States laws can vary and some states recognize common law marriages, meaning a couple will have marital rights if they consider themselves to be husband and wife for a certain period of time. Florida law, however, specifically states that any common law marriages that started after January 1, 1968 are void and invalid. In some cases, Florida courts may recognize common law marriages that started in another state if that allows common law marriage, though no couple can enter into one of these marriages within the state and have it be recognized as a legal union.

Property Rights for Unmarried Couples

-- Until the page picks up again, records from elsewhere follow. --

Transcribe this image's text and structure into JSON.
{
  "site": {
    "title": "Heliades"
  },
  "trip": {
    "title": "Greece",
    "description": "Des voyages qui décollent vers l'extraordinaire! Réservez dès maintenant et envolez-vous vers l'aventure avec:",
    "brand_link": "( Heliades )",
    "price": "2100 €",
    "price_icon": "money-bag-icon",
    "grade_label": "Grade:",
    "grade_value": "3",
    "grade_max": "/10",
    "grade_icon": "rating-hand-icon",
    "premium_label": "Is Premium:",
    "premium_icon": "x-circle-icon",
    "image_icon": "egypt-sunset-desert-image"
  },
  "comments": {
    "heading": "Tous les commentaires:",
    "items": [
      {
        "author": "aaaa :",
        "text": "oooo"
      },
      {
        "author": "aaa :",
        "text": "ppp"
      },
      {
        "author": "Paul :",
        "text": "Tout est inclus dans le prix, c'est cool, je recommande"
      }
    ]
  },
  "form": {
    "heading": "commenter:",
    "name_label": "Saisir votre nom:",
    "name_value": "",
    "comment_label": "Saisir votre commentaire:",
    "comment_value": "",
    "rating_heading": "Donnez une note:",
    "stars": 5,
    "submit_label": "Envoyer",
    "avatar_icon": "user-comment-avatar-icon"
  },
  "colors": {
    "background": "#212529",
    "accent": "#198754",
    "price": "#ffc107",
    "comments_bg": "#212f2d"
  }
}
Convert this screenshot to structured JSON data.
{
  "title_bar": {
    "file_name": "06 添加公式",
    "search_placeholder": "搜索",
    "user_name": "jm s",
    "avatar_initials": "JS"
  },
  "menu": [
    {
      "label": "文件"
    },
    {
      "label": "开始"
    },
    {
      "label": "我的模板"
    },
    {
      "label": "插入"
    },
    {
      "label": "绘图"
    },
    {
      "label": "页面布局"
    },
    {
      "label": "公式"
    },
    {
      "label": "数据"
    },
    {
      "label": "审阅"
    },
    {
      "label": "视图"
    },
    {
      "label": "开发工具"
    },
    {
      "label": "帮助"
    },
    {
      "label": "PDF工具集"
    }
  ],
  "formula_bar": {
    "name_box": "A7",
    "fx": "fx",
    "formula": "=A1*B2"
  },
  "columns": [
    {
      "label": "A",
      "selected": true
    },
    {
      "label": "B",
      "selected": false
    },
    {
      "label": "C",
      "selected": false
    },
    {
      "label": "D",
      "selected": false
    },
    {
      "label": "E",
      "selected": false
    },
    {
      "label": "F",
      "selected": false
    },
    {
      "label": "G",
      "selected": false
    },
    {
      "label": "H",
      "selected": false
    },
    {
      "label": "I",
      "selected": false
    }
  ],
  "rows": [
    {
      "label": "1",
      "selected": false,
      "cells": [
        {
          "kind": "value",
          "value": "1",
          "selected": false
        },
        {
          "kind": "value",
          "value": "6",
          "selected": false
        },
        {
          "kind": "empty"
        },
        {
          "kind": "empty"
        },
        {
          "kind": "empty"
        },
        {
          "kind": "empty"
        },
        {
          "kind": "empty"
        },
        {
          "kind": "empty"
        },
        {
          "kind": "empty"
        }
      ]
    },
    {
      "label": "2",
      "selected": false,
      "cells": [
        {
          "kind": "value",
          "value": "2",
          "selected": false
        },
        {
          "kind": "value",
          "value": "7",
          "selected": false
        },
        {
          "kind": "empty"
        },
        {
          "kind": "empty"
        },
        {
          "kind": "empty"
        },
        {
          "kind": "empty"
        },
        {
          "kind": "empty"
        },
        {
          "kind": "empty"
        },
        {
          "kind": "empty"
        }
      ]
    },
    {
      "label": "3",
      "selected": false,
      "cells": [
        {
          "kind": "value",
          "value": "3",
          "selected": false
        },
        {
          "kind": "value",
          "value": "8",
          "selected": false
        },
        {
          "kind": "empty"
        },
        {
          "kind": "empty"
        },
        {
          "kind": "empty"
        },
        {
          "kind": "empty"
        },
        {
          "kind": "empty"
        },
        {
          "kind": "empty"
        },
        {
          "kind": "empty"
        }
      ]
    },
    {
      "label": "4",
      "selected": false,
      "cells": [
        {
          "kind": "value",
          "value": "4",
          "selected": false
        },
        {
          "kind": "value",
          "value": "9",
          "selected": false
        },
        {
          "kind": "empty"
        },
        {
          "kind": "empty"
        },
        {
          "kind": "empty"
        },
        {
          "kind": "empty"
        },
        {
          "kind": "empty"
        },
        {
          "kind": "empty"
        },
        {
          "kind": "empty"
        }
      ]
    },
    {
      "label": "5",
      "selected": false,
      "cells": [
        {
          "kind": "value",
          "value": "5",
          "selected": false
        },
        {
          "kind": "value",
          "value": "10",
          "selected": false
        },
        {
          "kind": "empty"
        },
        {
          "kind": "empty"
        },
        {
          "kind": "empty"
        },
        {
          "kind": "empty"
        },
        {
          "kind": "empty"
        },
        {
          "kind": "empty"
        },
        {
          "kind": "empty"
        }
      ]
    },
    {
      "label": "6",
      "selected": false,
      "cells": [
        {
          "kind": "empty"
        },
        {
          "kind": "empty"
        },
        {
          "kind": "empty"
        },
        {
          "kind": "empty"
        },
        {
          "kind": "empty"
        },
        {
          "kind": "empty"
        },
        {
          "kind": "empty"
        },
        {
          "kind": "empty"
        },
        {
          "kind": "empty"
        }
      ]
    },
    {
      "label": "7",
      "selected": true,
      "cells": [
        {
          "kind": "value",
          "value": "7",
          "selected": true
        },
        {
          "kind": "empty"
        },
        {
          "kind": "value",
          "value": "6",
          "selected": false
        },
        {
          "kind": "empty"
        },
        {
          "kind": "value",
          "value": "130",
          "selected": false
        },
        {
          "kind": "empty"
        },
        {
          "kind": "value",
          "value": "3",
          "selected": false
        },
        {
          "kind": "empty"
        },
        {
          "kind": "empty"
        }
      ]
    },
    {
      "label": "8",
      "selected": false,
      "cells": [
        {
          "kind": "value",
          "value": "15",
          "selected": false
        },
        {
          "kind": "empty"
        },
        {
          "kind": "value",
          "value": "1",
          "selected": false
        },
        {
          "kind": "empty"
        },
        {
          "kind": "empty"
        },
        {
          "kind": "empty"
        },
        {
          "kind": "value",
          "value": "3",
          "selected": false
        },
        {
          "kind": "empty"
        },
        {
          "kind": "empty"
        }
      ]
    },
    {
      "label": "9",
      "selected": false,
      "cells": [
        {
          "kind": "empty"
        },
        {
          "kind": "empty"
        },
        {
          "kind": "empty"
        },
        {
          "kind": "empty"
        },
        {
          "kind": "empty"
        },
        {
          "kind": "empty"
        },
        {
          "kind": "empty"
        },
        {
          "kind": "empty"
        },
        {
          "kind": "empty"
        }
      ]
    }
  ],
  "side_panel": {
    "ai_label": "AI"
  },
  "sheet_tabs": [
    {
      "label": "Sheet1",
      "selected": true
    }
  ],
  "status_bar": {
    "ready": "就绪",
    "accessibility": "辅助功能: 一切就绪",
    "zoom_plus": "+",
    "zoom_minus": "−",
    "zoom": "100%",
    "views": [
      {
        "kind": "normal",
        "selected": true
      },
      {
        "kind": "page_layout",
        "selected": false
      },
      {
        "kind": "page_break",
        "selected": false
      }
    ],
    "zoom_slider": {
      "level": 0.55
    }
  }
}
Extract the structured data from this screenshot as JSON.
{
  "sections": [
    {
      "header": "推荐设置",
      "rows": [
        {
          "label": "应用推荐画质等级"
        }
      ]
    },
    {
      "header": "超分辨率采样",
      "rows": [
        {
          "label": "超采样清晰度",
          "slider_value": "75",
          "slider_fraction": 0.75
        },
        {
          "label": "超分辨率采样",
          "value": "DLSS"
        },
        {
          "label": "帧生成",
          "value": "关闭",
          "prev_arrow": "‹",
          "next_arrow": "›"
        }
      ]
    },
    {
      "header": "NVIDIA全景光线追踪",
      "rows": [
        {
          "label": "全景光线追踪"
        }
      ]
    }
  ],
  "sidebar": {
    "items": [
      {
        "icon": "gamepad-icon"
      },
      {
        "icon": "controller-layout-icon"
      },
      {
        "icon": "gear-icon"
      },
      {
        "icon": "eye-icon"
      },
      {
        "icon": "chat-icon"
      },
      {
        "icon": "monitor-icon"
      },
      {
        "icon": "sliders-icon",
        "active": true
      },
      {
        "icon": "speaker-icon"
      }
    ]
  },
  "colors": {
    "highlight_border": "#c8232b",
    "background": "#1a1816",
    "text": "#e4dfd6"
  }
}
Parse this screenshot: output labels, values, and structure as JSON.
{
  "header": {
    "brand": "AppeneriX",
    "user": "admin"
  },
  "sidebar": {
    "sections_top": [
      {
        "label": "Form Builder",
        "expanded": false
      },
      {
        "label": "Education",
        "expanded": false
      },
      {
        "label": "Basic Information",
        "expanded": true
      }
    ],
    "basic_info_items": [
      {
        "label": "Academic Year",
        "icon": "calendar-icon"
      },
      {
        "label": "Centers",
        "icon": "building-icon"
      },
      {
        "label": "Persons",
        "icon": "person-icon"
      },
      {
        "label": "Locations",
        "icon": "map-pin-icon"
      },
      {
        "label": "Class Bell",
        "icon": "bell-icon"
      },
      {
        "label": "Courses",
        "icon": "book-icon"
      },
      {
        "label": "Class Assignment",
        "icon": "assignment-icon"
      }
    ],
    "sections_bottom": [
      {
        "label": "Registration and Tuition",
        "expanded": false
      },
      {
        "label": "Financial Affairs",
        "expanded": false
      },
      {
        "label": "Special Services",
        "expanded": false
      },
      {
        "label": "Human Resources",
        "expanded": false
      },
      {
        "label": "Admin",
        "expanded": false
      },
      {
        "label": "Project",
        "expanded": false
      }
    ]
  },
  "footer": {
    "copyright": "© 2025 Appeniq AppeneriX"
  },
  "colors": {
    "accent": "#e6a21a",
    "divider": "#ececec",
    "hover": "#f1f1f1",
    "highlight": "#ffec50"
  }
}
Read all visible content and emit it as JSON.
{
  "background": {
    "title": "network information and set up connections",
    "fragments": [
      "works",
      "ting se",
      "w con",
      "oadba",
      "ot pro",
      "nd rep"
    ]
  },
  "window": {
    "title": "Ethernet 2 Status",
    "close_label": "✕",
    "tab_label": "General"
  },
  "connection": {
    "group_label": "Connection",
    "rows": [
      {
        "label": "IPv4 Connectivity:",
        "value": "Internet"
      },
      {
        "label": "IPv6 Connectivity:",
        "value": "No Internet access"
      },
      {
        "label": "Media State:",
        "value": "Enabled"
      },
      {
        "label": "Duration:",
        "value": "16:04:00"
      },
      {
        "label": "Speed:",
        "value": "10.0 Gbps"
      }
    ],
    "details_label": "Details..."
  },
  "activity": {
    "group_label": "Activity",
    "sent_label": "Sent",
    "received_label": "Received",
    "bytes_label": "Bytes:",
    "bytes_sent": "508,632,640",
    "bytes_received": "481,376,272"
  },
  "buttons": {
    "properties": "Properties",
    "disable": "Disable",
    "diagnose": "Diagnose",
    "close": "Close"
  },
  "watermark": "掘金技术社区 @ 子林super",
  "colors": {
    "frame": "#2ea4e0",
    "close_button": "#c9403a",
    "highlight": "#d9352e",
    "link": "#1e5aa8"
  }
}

No matter how long you are together, if you did not get a marriage license and have a legal ceremony, you are not afforded the same rights to equitable division of property under the law as married couples. This can cause disputes for couples who have been together a long time and have comingled their property or have purchased real estate together. Similarly, debts will not be equitably divided either and each partner will generally be held liable for debts in their name. Continue reading